“These methods measure different characteristics of the atmosphere and thus complement, but do not duplicate each other,” said background advice included in the briefing material approved by Dodds and released through access to information legislation…”
So how can we trust such a two-faced government to set up that ‘world-class’ monitoring system?
I wonder if Dodds is included in the group of senior bureaucrats who will get a bigger bonus for cutting more:
Here is the same article with a different headline – a little more attention-grabbing: “Public happy face on federal environment cuts smeared by official’s private memo”
Yes, have read this article. You will notice also that “ozone” and “water monitoring in the Athabasca” are different?
Yes, I noticed that, but since I was referring to the monitoring system in general, I don’t understand why you specified water monitoring. I would expect a world-class monitoring system to include scientists monitoring air, water, soil, plantlife, wildlife and human health in the affected area.
Oh look, energy industry cuts to monitoring too!
“…For its part, CEMA says its work has grown in importance amid a fast-paced expansion of the oil sands that has created numerous new environmental concerns. The monitoring of “cumulative effects” – which examines the impacts of an entire industry on a region’s ecology, rather than a project-by-project assessment of environmental degradation – has emerged as an increasingly important issue confronting the oil sands…”
Suncor tar sands refinery leaks crude into South Platte River
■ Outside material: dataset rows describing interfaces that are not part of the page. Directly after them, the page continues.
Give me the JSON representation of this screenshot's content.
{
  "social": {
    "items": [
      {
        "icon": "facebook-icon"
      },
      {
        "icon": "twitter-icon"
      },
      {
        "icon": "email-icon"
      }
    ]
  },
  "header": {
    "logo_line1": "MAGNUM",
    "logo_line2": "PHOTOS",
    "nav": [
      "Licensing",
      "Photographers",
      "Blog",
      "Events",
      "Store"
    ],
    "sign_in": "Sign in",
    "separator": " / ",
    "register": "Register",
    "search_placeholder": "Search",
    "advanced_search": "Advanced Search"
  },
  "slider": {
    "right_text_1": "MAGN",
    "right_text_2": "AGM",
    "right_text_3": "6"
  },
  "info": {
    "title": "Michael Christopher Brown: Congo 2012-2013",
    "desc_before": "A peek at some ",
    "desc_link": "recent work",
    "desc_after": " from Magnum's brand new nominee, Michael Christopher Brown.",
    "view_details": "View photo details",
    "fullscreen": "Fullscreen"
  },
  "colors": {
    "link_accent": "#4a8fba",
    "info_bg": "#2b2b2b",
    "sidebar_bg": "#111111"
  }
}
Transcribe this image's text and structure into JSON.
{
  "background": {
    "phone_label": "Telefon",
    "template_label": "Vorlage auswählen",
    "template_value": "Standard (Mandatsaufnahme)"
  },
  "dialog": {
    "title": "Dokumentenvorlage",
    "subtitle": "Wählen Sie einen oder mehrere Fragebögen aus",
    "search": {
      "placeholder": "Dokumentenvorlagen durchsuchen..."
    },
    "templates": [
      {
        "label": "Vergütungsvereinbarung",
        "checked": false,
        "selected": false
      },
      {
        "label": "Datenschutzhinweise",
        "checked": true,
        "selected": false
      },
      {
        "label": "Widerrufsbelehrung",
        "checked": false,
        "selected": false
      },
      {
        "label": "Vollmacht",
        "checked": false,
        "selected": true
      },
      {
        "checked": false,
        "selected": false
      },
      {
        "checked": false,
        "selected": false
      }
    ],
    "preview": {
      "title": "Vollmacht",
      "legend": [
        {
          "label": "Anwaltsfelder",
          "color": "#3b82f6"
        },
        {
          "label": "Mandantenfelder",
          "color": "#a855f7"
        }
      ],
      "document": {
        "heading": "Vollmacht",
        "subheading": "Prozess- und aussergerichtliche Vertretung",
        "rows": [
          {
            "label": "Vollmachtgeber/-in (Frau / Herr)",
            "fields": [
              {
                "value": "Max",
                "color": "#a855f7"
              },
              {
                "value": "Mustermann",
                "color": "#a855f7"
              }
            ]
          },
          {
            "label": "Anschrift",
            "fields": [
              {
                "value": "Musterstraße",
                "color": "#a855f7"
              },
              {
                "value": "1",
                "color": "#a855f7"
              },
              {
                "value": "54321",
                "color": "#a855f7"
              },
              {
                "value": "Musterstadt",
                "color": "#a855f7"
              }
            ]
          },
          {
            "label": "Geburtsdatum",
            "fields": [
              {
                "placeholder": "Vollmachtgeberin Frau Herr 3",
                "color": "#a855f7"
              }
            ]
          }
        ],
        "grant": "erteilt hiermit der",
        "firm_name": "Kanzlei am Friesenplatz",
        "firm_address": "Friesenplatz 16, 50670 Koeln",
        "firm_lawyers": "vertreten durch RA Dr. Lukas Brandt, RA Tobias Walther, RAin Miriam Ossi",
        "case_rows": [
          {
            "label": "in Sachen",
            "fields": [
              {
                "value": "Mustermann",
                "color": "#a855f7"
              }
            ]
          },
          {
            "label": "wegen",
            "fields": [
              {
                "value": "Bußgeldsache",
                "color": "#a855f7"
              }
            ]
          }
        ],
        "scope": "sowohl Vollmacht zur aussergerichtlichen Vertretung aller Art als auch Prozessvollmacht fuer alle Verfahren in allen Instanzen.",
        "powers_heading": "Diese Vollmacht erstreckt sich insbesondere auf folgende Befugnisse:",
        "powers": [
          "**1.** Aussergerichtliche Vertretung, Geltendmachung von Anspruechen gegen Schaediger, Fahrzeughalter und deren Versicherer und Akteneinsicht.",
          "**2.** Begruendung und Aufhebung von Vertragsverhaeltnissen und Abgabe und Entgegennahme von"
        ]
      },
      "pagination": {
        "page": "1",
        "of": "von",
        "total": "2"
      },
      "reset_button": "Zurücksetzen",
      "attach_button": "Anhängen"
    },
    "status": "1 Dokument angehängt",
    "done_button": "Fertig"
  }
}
[…] Bill McKibben here and here.) For slightly more skeptical takes, see Bryan Walsh, Michael Levi, Andrew Leach, and George […]